- Data provided:
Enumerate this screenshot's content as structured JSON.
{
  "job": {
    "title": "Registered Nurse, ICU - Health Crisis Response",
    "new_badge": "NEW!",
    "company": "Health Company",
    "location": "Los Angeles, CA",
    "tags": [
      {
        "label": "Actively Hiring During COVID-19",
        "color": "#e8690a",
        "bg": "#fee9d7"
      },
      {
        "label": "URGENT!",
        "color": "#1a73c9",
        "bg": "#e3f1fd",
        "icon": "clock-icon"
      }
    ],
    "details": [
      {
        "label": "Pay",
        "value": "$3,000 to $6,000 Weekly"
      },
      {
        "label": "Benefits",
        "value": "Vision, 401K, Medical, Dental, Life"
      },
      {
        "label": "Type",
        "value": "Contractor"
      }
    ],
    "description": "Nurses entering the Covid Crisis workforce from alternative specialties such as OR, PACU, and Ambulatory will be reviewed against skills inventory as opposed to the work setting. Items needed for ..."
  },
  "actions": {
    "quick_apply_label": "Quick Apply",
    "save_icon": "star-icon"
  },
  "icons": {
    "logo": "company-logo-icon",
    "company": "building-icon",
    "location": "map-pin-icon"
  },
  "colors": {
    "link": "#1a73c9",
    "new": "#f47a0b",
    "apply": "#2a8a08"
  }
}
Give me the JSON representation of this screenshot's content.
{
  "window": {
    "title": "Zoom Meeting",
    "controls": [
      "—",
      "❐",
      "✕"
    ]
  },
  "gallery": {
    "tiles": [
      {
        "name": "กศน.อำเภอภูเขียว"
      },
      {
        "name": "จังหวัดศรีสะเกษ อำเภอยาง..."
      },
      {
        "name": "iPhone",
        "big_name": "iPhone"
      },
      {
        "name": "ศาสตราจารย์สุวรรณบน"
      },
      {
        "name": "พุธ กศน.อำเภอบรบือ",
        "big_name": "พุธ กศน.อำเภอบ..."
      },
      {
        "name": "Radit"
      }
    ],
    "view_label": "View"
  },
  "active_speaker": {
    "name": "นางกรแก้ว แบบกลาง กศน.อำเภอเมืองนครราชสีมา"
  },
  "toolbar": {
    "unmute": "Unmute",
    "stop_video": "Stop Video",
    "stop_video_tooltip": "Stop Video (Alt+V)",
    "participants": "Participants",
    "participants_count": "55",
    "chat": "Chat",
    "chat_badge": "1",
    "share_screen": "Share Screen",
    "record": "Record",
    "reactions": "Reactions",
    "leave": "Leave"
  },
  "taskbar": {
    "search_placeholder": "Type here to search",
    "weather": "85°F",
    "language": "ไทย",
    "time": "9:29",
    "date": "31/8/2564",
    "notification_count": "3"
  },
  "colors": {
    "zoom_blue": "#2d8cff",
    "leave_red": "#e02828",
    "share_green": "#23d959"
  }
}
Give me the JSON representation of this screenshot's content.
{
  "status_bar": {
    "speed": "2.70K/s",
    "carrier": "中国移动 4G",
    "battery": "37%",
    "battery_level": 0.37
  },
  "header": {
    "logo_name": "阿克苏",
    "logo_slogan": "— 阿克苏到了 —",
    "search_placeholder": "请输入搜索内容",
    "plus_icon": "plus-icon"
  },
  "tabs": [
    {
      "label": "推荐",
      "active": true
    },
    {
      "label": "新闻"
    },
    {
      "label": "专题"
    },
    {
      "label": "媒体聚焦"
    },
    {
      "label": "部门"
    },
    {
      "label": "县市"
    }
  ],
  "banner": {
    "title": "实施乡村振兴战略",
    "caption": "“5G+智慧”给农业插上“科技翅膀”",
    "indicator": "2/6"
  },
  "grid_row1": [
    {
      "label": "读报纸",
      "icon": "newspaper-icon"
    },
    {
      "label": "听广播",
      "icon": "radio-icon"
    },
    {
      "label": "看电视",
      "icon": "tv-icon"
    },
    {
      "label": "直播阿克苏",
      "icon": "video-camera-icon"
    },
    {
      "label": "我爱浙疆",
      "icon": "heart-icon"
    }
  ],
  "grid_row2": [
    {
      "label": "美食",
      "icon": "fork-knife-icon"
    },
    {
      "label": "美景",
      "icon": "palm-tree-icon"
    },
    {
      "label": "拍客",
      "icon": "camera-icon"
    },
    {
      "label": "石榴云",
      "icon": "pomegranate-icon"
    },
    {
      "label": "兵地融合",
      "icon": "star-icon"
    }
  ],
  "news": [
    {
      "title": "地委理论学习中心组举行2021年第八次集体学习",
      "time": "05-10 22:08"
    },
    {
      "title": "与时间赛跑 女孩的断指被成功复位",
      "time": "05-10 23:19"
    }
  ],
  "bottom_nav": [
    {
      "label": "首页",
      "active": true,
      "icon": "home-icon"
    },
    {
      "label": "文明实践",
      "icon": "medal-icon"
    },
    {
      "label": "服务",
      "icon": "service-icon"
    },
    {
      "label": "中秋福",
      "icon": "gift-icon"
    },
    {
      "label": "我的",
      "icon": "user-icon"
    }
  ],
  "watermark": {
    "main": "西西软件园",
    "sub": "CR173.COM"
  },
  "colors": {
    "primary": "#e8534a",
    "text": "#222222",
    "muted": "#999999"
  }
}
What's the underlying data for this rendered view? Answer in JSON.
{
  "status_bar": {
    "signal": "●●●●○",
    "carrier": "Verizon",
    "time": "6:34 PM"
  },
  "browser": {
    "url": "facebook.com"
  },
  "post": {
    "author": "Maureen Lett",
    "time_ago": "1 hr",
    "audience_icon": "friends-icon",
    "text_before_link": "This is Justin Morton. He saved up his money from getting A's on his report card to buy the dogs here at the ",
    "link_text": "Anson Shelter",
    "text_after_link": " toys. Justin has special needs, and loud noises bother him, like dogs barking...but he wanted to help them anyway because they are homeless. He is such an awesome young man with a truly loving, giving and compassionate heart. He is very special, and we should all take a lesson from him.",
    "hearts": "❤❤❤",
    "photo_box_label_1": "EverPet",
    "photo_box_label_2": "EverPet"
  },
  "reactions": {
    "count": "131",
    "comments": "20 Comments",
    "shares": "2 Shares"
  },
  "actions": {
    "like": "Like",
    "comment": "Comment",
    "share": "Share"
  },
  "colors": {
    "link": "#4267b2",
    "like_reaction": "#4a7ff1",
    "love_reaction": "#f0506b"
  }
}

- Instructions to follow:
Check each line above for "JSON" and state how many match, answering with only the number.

- Exercise response:
4